• _RECORDS FOR THIS EXERCISE_
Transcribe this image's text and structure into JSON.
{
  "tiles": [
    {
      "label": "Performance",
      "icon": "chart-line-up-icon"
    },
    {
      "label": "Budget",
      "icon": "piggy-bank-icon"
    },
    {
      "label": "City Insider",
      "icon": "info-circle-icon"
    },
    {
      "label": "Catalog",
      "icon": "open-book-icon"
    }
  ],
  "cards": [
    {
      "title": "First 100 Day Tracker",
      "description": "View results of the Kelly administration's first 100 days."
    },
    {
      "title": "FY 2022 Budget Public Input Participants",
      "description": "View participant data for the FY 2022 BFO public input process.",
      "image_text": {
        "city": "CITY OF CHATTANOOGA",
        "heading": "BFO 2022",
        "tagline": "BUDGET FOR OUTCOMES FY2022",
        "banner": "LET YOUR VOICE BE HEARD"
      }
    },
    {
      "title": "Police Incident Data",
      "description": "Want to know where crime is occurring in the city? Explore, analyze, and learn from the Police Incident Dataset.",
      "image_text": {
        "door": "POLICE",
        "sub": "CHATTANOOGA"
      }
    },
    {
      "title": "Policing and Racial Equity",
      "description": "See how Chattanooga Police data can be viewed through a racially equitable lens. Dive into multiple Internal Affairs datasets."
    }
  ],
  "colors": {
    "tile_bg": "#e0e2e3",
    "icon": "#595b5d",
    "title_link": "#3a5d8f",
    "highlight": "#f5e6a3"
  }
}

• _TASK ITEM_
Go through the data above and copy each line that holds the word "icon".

• _YOUR RESPONSE_
      "icon": "chart-line-up-icon"
      "icon": "piggy-bank-icon"
      "icon": "info-circle-icon"
      "icon": "open-book-icon"
    "icon": "#595b5d",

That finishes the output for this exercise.